In the spirit of the recent post on trading metrics, here are three measures of trading performance that might be helpful for intraday traders:
1) Profit/loss per round-turn contract (for futures) or profit/loss per shares traded (for stocks). This tells you whether the money you were making during the day was consistent with your level of market exposure. To make $10,000 on 2000 contracts traded is a much better performance than making $15,000 on 10,000 contracts traded. Here you're asking yourself: did my extra activity during the day translate into enhanced performance?
2) Profit/loss per unit of market movement. Here you look at the distance the market has traveled during the day (say, the sum of the ranges of the day's 30-minute bars) as the denominator and the profit/loss as the numerator. This tells you how your performance varied as a function of short-term opportunity in the market. Making $10,000 in a narrow, range market is a better performance than making $15,000 in a volatile breakout market.
3) Number of shares or contracts traded per unit of market movement. This would provide an objective metric for how aggressively you traded, whether you undertraded opportunity, or overtraded a market with poor opportunity.

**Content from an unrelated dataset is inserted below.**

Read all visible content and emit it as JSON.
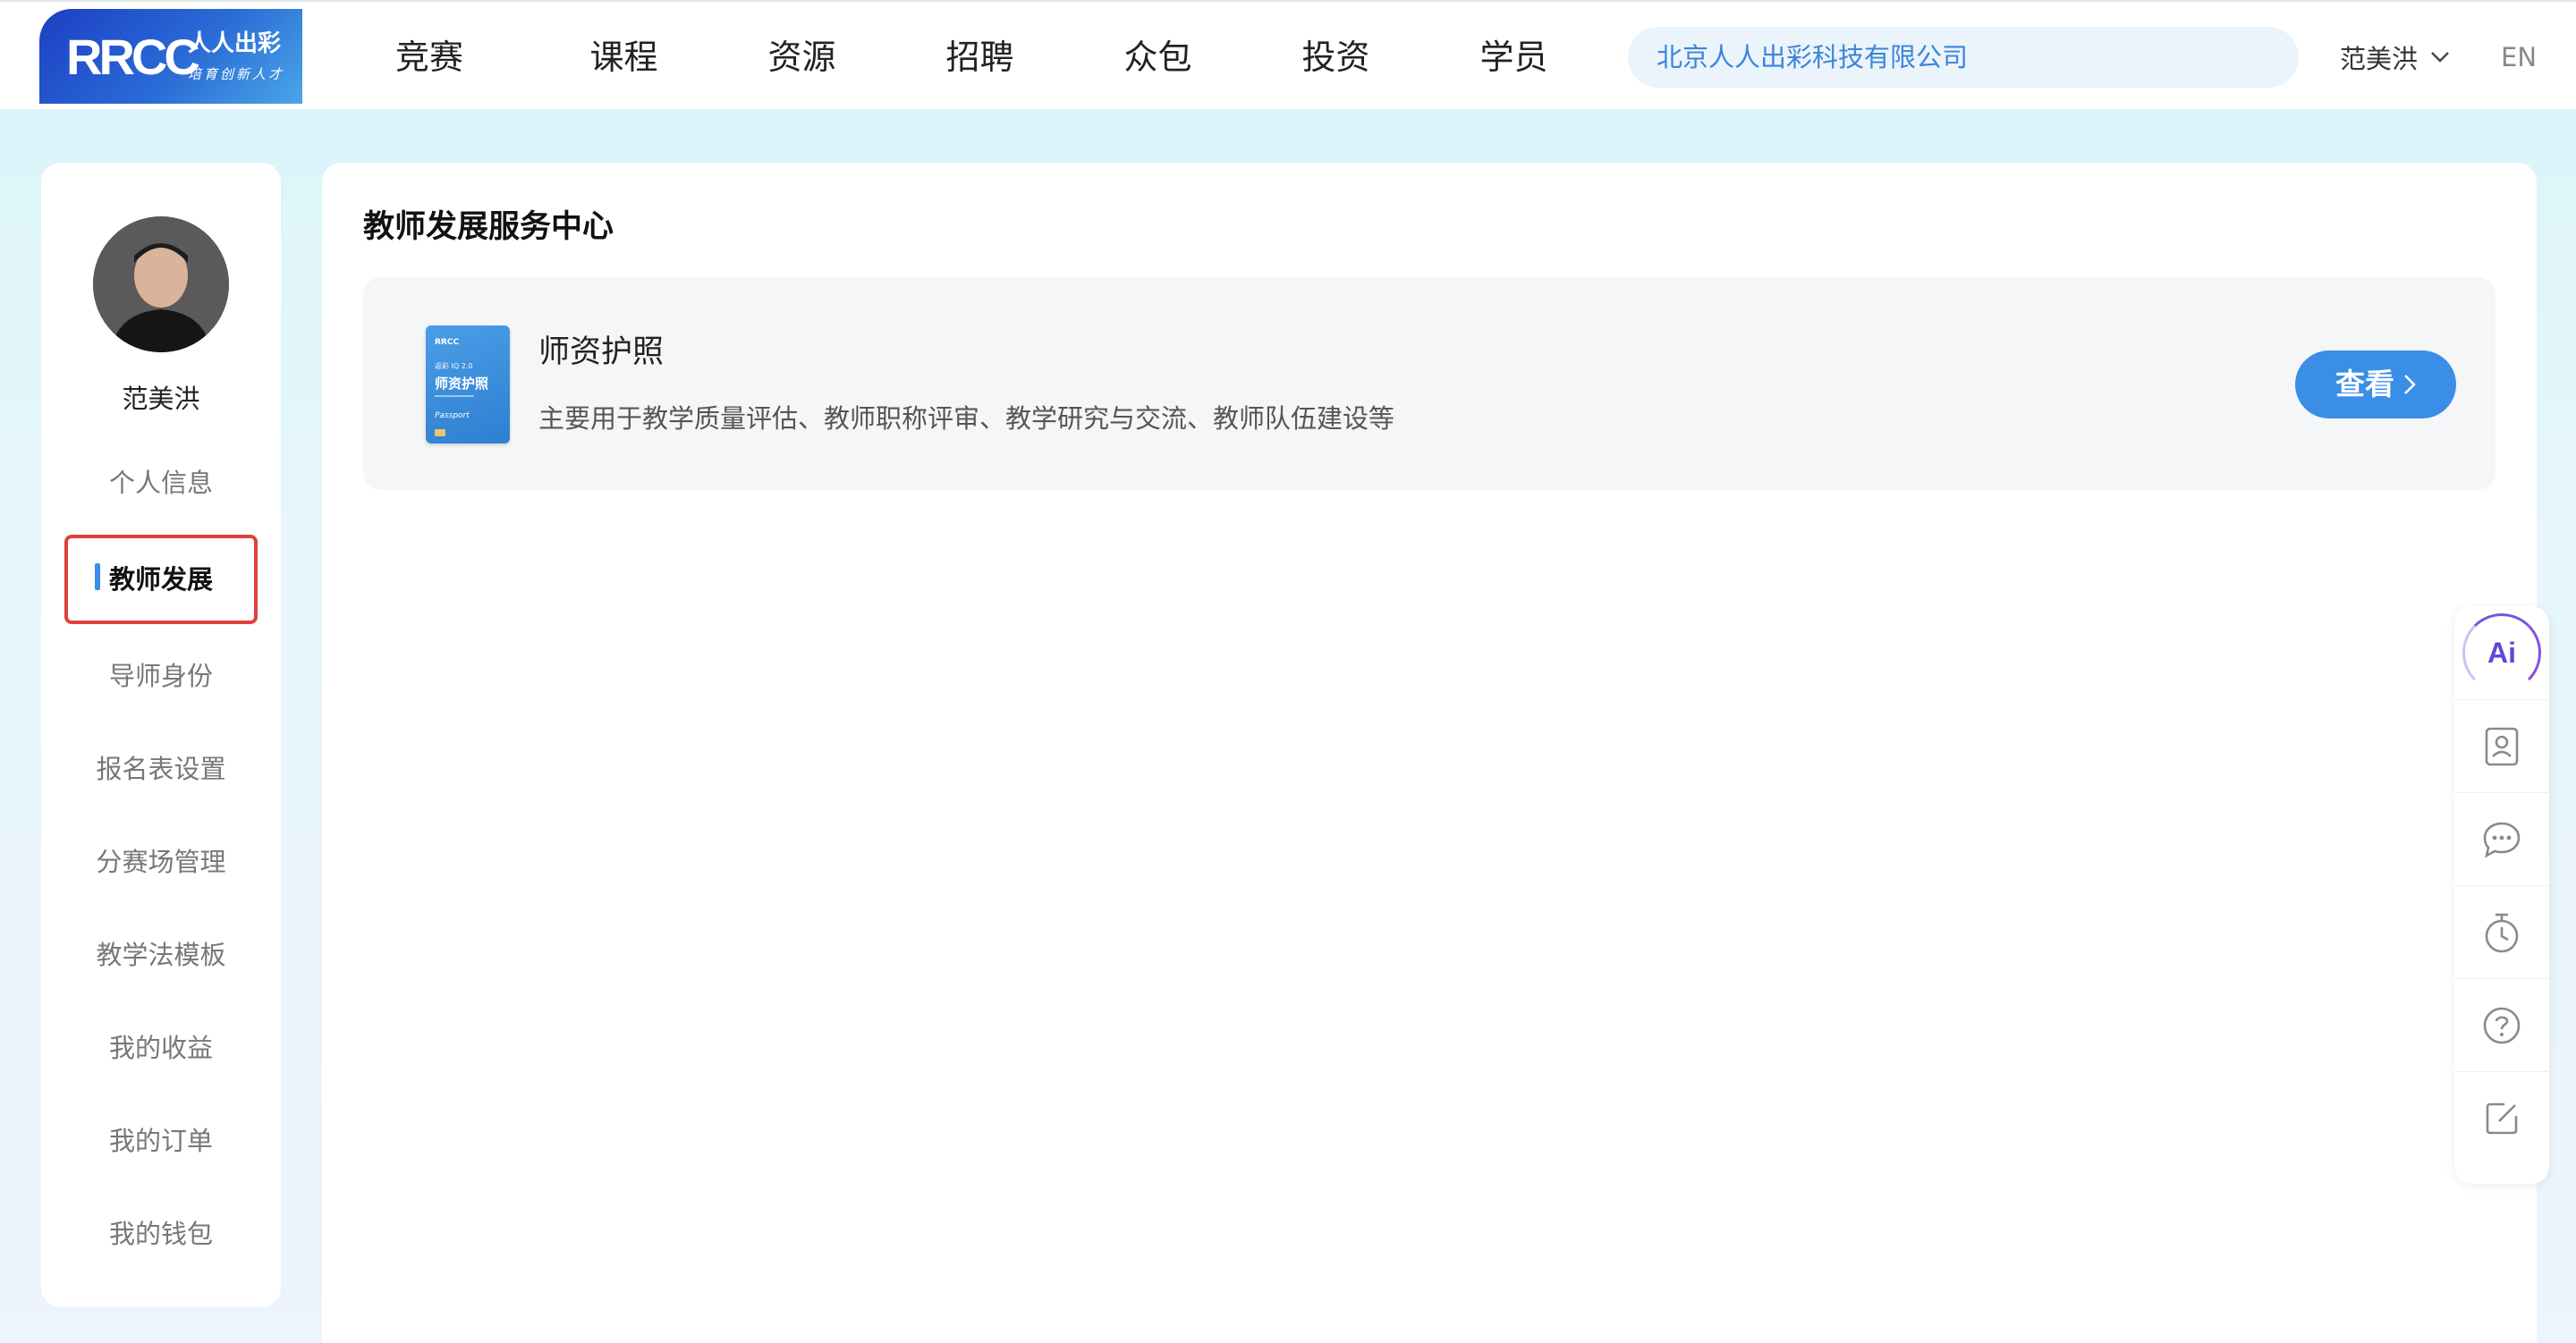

As with all metrics, the idea is to see how the ratios look when you're trading well and how they look when you are in drawdown mode. Keeping track of the stats can be extremely helpful in proactively identifying problems in trading before they cost you serious money.